* Your task: Among the entries that follow, count the lines that contain the word "network" and say how many there are, writing nothing else.

(Beginning of Material supplied)

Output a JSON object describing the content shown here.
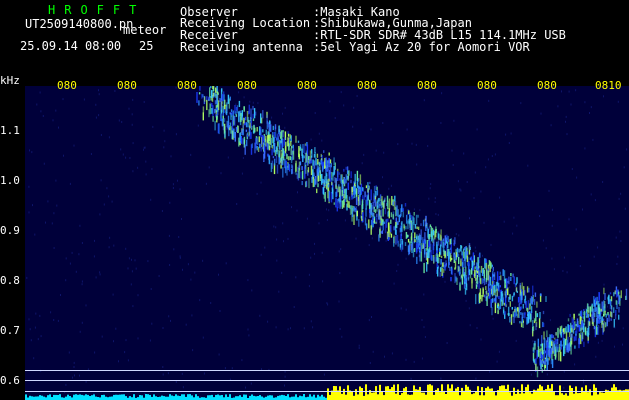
{
  "title": "HROFFT",
  "file_name": "UT2509140800.pn",
  "mode_label": "meteor",
  "date_time": "25.09.14 08:00",
  "count": "25",
  "info": {
    "observer_label": "Observer",
    "observer_value": ":Masaki Kano",
    "location_label": "Receiving Location",
    "location_value": ":Shibukawa,Gunma,Japan",
    "receiver_label": "Receiver",
    "receiver_value": ":RTL-SDR SDR# 43dB L15 114.1MHz USB",
    "antenna_label": "Receiving antenna",
    "antenna_value": ":5el Yagi Az 20 for Aomori VOR"
  },
  "y_unit": "kHz",
  "y_ticks": [
    "1.1",
    "1.0",
    "0.9",
    "0.8",
    "0.7",
    "0.6"
  ],
  "x_ticks": [
    "080",
    "080",
    "080",
    "080",
    "080",
    "080",
    "080",
    "080",
    "080",
    "0810"
  ],
  "colors": {
    "title": "#00ff00",
    "text": "#ffffff",
    "x_ticks": "#ffff00",
    "background": "#00003a"
  }
}
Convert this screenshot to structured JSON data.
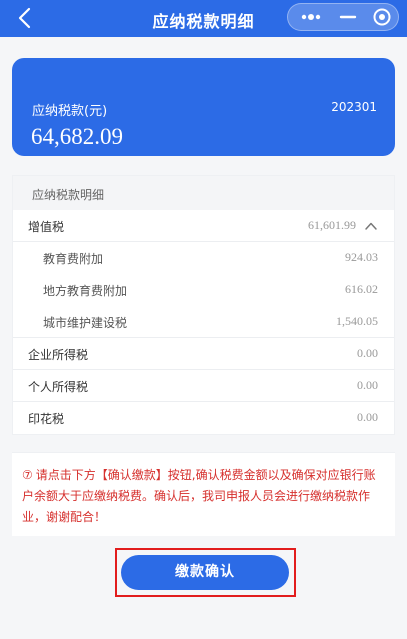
{
  "navbar": {
    "title": "应纳税款明细",
    "back_icon": "chevron-left-icon"
  },
  "summary": {
    "label": "应纳税款(元)",
    "period": "202301",
    "amount": "64,682.09"
  },
  "details": {
    "header": "应纳税款明细",
    "vat": {
      "label": "增值税",
      "value": "61,601.99",
      "sub_items": [
        {
          "label": "教育费附加",
          "value": "924.03"
        },
        {
          "label": "地方教育费附加",
          "value": "616.02"
        },
        {
          "label": "城市维护建设税",
          "value": "1,540.05"
        }
      ]
    },
    "items": [
      {
        "label": "企业所得税",
        "value": "0.00"
      },
      {
        "label": "个人所得税",
        "value": "0.00"
      },
      {
        "label": "印花税",
        "value": "0.00"
      }
    ]
  },
  "notice": {
    "icon": "info-circle-icon",
    "text": "请点击下方【确认缴款】按钮,确认税费金额以及确保对应银行账户余额大于应缴纳税费。确认后，我司申报人员会进行缴纳税款作业，谢谢配合！"
  },
  "action": {
    "confirm_label": "缴款确认"
  },
  "colors": {
    "brand": "#2c6be6",
    "notice": "#d6302d",
    "highlight": "#e21d1d"
  }
}
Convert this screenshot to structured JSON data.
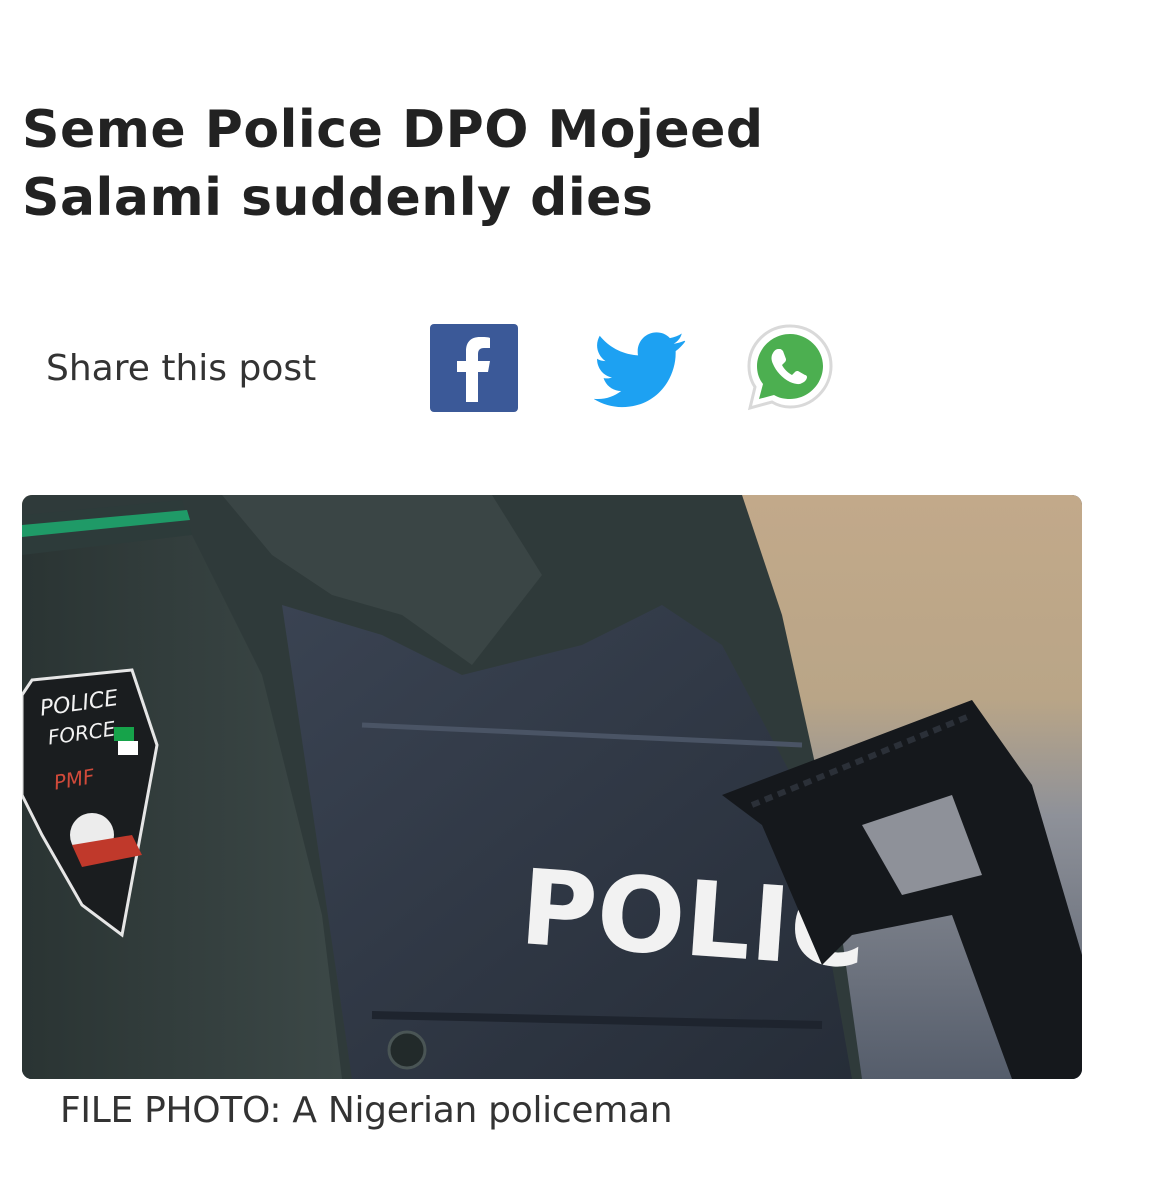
{
  "article": {
    "headline": "Seme Police DPO Mojeed Salami suddenly dies",
    "share": {
      "label": "Share this post",
      "buttons": [
        {
          "network": "facebook",
          "icon": "facebook-icon",
          "color": "#3b5998"
        },
        {
          "network": "twitter",
          "icon": "twitter-icon",
          "color": "#1da1f2"
        },
        {
          "network": "whatsapp",
          "icon": "whatsapp-icon",
          "color": "#4caf50"
        }
      ]
    },
    "image": {
      "subject": "policeman in bulletproof vest holding rifle",
      "vest_text": "POLIC",
      "patch_text_top": "POLICE",
      "patch_text_mid": "FORCE",
      "patch_text_low": "PMF"
    },
    "caption": "FILE PHOTO: A Nigerian policeman"
  }
}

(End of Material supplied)

* Task output: 3